Two weeks after the City of Missoula released its newest greenhouse gas inventory, members of the public are urging council members to take note of the city’s carbon footprint and develop tools to reduce it.
The City Council last summer adopted an equity resolution and directed a working group to develop a lens though which decisions would be made with the city’s equity goals in mind.

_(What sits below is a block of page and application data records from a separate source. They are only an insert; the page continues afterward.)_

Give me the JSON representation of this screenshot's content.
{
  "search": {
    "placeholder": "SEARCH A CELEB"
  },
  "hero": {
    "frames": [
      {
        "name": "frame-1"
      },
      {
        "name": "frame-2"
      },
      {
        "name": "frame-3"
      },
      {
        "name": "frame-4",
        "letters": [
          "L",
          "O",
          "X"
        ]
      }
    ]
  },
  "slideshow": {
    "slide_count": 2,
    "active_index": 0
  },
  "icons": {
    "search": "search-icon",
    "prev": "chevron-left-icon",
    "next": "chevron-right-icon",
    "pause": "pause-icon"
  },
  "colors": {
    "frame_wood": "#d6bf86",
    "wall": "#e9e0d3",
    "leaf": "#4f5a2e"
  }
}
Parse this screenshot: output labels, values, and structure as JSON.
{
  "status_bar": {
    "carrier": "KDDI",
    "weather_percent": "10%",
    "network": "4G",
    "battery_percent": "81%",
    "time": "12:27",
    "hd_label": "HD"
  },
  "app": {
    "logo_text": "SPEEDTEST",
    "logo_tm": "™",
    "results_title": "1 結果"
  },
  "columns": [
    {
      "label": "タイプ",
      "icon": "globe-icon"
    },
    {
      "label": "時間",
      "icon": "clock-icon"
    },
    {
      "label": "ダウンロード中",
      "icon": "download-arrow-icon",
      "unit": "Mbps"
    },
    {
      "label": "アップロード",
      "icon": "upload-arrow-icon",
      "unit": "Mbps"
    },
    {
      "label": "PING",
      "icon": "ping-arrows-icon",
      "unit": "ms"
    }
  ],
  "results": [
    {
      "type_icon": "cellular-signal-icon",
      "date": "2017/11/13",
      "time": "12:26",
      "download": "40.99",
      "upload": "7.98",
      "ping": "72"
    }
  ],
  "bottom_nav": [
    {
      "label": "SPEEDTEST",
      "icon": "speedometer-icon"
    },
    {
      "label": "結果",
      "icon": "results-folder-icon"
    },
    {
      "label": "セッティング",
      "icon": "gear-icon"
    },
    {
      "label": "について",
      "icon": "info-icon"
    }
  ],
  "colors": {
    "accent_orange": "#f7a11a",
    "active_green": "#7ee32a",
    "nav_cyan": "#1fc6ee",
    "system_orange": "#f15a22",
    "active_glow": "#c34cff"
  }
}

A similar effort to address carbon emissions through a climate lens is also in the works.
But some members of the public are growing impatient.
“I haven’t heard it applied yet at any of these meetings,” said resident Shamis Land on Monday night. “There needs to be a focus and flow into all the (city’s) projects.”
Last month, the city released its newest Greenhouse Gas Inventory, which found that those living and working within the city’s urban boundary emitted 1.1 million tons of carbon dioxide annually, or roughly 12.1 tons per person.
It also found that the residents of Missoula combine for more than 1.8 million vehicle miles each day, accounting for nearly 84% of all the greenhouse gas emissions released annually by the city’s transportation sector, outpacing both the airport and railroad combined.
While the trends won’t be reversed overnight, city officials said they are working to develop a climate lens through which future decisions will be made.
“We are getting closer to this, and I think it’s going to be a very important piece for this body’s decision making,” said council member Amber Sherrill, who is helping develop the policy. “It’s going to push policy around climate change, and we will have every single department looking at this and considering this in all sorts of different ways.”
Those efforts could run as deep as the products purchased by the city, Sherrill said.
“We’re talking down to where products might come from,” she said. “We need to balance the financial piece with that, but it’s going to be a complete game changer for how different projects and purchases are brought to this body in the future.”
The city and county have both adopted a number of goals aimed at carbon reduction, including 100% clean electricity by 2030 and zero waste by 2035. Mountain Line also has increased its fleet of electric busses, and the city is planning an eventual shift to electric vehicles and more electric charging stations.
While the clean electricity goals may be ambitious, Leigh Ratterman, the city’s climate action specialist, said they can be achieved if the city’s effort to develop a green tariff with NorthWestern Energy bares fruit. Bozeman and Helena are also part of that effort.
But some council members want to see change on a broader scale. Council member Daniel Carlino on Monday scolded the state’s congressional delegation for propping up the oil and gas industry in light of the Russian war on Ukraine.
“We’re hearing a lot from our politicians in Montana that think this is the time to drill, drill, drill,” Carlino said. “Both our Montana senators now are advocating for more drilling, fracking and more pipelines under our rivers in Montana. Shame on Sens. Daines and Tester for supporting oil and gas infrastructure in 2022 knowing the exact facts and science. I think that comes from their large contributions from the fossil fuel industry.”